The First Few Weeks: A First Year’s Perspective

The leaves are finally starting to change color, bringing with them weather cold enough to justify our collective addiction to oversized, shapeless sweaters that somehow feel like “wearing a hug.”

Though Patriots quarterback, Tom Brady is suspended for two more games (#FreeBrady), the beloved pumpkin spice latte has returned to the Starbucks starting lineup. All of these signs point to one inevitable truth; we’re back in school.

For many, the 2016-2017 school year is merely another notch on their academic belts. But for the Class of 2020, this year marks a fresh start in an entirely new setting—a college campus. As the adrenaline rush of orientation week wears off, we the first-years have found ourselves drowning in a sea of fascinating classes, exciting orgs, and, for what may be the first and only time in our lives, more time than we know what to do with.

Fortunately, the transition to college life is a smooth one for those who know how to swim.

Here are some tricks that I’ve found that have helped me make the most of my first weeks as a first-year:


You’ve all had someone tell you this at least once: keep your door open on move in day. I’m here to tell you to keep it open every day, in both a physical and metaphorical sense. Keeping your door open lets you get out and explore your new home, rather than staying secluded away in your dorm like a less smelly, more fabulous version of a hermit.

As anyone with a college email inbox knows, there are more extracurricular activities than any one student knows what to do with. From volunteer opportunities and activism, to music groups, to sports teams like Quidditch, there is something out there for anyone who takes the time to look. Use the luxurious amount of free time you have before classes really start up to take advantage of what Wellesley has to offer.

Don’t just stick to what you’ve been doing in high school either! Part of keeping your door open is keeping an open mind. While continuing to pursue a long-time passion is a great way to smooth any transition, I’ve found that there’s no better way to get your mind off of the stress that comes with a new environment than to try something completely new.

Speaking of your inbox, keep up with the events on campus. In the past few weeks alone, I have had the privilege of listening to speaker after magnificent speaker as they crushed societal norms by discussing difficult and important issues. I’ve heard men and women recount their struggles with racism and homophobia and describe how they managed to break down barriers that were fueled by their silence.

Most importantly, I’ve had the opportunity to participate in talk backs, where groups of students reflected on a speaker’s topic through their own unique lenses. I have had more interesting conversations with my classmates in one week than I’ve had in my 18 prior years, and I know that you will have plenty of your own if you go looking for them.


One of the most jarring parts of entering a new environment is the move away from familiarity. It doesn’t matter if you live 2000 miles or 20 minutes away, homesickness is a fickle mistress.

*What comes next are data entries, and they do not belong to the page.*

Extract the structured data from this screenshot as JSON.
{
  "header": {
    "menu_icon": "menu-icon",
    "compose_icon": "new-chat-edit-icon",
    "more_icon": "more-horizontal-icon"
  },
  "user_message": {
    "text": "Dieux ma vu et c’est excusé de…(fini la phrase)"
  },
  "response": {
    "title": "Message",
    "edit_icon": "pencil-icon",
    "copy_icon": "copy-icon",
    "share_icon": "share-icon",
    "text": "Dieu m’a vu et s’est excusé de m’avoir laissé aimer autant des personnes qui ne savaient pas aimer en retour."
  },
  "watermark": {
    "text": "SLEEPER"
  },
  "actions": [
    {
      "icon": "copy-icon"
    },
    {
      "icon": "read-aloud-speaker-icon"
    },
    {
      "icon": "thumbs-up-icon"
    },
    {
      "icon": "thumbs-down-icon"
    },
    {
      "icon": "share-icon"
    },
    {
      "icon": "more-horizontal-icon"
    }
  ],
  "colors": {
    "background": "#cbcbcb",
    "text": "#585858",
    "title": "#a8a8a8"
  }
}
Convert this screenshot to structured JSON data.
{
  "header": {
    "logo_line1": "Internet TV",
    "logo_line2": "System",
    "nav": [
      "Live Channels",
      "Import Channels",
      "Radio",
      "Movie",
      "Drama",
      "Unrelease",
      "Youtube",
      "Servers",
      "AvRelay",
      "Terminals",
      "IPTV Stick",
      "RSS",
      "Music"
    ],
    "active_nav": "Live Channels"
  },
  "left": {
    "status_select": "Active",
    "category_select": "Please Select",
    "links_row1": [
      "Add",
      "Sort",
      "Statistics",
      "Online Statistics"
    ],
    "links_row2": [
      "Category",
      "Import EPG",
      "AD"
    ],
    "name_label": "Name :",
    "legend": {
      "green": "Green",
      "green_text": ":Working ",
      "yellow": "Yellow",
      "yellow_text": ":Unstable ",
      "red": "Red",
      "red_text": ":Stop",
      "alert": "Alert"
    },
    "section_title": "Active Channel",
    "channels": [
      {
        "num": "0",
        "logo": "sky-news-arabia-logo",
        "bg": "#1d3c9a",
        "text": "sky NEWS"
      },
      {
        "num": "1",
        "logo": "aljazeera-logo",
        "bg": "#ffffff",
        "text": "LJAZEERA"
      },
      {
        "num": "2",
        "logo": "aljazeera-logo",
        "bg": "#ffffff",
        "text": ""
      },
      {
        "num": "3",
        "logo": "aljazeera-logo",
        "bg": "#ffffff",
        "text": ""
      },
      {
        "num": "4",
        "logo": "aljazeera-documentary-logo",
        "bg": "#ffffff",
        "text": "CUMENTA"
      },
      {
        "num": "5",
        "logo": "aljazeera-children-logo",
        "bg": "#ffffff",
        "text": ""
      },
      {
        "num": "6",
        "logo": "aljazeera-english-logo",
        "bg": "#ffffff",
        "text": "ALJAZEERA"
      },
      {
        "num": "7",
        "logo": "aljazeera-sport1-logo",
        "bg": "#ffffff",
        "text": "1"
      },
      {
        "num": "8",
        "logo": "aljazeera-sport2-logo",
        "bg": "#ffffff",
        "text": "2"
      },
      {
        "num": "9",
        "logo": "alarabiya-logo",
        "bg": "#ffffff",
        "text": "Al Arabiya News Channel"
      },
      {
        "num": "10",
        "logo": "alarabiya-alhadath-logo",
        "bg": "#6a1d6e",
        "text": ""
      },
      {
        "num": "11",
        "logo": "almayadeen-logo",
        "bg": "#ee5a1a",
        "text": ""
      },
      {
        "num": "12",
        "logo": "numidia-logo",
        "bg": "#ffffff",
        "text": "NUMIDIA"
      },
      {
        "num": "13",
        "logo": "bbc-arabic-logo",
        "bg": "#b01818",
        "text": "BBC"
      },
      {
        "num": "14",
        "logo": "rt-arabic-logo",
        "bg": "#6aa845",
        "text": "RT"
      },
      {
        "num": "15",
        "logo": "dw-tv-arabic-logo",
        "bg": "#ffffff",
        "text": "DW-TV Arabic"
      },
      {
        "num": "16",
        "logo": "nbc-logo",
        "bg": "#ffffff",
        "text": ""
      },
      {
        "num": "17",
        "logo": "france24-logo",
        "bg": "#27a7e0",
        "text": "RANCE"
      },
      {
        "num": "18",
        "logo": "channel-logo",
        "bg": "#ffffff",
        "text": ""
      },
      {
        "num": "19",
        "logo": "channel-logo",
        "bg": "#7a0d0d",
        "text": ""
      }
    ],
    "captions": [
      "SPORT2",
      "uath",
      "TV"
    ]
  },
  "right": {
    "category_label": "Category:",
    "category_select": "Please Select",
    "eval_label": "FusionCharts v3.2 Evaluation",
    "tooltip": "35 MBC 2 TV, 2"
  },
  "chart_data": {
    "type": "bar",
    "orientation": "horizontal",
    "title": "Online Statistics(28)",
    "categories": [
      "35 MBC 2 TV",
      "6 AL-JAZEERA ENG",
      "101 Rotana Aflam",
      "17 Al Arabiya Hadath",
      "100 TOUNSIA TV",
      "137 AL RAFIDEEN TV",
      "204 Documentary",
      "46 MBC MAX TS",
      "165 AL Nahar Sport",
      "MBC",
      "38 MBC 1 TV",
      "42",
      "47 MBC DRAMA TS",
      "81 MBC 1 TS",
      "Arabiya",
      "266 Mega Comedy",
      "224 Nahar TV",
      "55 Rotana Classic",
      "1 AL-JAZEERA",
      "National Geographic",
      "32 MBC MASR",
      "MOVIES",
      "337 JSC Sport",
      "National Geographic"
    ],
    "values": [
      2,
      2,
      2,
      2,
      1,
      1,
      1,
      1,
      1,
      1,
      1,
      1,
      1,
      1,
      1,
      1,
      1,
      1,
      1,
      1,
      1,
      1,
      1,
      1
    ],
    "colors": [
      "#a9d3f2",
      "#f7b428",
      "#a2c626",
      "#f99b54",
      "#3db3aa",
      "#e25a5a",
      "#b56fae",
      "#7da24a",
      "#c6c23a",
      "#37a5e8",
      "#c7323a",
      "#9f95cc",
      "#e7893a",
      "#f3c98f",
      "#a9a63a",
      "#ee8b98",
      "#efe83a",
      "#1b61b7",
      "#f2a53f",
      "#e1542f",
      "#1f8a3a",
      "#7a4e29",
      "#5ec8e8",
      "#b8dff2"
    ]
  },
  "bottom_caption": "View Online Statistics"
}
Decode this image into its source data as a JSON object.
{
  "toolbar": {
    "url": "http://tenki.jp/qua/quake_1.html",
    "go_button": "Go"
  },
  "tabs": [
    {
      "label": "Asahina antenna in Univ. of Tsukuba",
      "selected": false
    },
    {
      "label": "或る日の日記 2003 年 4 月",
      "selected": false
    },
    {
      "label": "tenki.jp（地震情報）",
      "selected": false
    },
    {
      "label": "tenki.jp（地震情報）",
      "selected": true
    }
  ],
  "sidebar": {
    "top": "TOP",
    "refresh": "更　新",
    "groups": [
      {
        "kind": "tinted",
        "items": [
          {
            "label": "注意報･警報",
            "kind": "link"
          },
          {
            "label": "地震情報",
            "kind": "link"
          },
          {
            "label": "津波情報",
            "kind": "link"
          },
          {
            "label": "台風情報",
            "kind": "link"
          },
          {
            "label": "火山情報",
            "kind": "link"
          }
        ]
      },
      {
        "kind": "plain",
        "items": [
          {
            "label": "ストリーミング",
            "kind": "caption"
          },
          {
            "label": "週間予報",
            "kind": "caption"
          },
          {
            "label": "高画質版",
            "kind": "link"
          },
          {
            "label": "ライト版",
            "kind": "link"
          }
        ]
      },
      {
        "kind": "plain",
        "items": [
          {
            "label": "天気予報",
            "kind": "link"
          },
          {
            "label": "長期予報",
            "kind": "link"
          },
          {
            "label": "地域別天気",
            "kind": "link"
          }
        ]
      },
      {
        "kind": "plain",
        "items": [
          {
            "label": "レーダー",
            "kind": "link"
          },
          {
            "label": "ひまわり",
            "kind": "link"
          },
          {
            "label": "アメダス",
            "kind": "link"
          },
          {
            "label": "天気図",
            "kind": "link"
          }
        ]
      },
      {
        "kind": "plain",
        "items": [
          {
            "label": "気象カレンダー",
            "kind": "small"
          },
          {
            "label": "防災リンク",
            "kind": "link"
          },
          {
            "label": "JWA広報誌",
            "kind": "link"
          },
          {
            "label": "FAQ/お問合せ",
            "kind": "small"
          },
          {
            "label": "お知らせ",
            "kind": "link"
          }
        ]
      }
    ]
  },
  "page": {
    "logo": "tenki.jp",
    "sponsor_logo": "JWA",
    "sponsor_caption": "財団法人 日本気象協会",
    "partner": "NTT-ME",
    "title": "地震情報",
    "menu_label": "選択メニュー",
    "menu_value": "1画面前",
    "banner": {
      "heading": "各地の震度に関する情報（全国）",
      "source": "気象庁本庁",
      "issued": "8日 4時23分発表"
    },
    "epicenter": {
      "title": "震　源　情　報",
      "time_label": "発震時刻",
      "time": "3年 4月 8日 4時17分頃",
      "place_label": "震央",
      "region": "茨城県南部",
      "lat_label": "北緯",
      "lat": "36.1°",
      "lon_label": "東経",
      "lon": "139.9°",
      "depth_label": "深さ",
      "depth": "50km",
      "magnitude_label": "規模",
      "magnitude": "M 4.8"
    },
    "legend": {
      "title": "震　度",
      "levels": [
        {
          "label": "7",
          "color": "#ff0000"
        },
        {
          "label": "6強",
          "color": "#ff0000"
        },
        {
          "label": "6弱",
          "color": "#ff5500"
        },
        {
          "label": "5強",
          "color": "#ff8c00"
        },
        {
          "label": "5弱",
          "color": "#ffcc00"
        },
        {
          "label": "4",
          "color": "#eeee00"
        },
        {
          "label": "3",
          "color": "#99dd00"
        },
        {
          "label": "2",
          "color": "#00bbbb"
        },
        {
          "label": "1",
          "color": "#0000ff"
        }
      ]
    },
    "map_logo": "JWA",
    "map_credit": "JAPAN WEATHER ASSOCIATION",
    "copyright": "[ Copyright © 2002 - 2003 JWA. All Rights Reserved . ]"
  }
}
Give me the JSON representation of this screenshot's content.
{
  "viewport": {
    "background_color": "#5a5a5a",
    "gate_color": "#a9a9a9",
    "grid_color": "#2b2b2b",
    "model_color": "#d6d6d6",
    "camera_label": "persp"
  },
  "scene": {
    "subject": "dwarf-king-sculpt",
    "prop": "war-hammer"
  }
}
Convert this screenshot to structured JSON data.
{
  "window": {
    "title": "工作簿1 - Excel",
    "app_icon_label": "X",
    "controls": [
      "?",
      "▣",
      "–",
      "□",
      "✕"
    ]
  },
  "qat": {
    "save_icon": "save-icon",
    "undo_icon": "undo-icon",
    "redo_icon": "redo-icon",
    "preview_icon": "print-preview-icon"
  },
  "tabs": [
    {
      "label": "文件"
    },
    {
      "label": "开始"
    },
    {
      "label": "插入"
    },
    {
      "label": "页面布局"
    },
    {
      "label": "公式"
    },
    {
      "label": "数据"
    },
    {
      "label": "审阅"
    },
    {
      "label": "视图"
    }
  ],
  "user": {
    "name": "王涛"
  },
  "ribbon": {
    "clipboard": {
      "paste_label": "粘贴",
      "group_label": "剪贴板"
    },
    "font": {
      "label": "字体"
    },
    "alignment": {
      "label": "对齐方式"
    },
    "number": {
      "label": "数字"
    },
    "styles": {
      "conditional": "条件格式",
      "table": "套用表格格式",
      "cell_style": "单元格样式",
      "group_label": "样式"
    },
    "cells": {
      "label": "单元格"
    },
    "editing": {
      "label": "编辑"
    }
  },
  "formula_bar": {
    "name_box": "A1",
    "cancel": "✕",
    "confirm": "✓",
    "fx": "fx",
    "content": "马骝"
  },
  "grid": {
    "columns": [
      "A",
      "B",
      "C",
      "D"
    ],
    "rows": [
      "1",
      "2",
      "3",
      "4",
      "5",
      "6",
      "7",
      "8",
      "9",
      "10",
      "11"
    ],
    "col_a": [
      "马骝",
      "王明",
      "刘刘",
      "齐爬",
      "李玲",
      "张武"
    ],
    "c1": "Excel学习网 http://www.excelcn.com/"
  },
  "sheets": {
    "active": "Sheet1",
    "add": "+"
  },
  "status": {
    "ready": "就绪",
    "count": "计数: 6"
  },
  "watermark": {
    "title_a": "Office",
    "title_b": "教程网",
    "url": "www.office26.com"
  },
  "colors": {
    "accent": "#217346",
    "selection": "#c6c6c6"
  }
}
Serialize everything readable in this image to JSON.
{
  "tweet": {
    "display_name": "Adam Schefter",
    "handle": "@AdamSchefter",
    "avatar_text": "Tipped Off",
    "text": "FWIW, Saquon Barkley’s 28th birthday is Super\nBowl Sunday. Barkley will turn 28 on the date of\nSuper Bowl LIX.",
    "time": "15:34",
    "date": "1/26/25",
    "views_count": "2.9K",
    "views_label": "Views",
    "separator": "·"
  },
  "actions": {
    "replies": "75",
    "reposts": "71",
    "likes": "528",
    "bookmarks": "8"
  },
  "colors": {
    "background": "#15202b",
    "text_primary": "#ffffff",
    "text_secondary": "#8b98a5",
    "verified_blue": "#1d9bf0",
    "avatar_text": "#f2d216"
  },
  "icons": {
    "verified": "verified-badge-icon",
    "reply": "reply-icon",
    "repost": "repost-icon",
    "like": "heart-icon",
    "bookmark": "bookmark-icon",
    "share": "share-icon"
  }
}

While it is essential to stay on campus as long as possible to help kick-start your new college career, it doesn’t hurt to keep in touch with the people who are already close to you. A good conversation with someone who cares will help fight some of the loneliness that makes you want to go home in the first place.

Set up a time early on (I like to do it about once a week) to chat with the people closest to you –your family, your friends, your S.O., whatever floats your boat. Getting a schedule in place quickly will help stop you from drifting apart as the semester progresses. Just don’t spend too much time dwelling on your past relationships!

Make sure you’re engaging with your new classmates. College is where you’re going to find the most diverse, intelligent, creative, and just plain awesome people you will ever meet. Talk to them, eat lunch with them, learn from them. Remember, everyone you meet has gone through, or is currently going through, the same thing as you.


College is inherently a uniquely personal experience. It’s a time to figure out what we really want to do with our lives and to set stepping stone goals to achieve our dreams (hint hint). Use some of that soul-searching to check in on your emotional state. In fact, take a minute to check in with yourself right now. Breathe. What’s going on in your head? Are you exuberant, depressed, anxious?

Dr. James Bray, a professor at the Baylor College of Medicine has said that “it’s important to recognize these feelings and not just suffer in silence.” One of the highest priority tasks on your to-do list is to schedule self-care into your day.

A good way to do that is to exercise. Join a sports team, either varsity or intramural will do, or a PE class with a new friend; pals that sweat together, stay together. If you’re not super sporty, I’ve found that a walk around campus has much the same effect, with the added bonus of helping you get used to your new environment. As we all know, physical activity releases endorphins, so even if you hate it while you’re doing it, movement will make you feel better in the long run.

If you’re spiritual, find some small interval of time in which you can really reconnect with your faith. We have many incredible religious leaders and groups on campus, including our recently welcomed new rabbi, Audrey Marcus Berkman! A transition period like this is a great time to pick up those good habits that you’ve been meaning to implement. Keeping yourself checked into your environment will help you to succeed both academically and socially, not only in your first year but also throughout your time in college.

With these tips in mind, go forth and make your marks, 2020s! These first couple weeks are but the tip of your college iceberg. Stay classy and confident in yourselves, and you are certain to shine.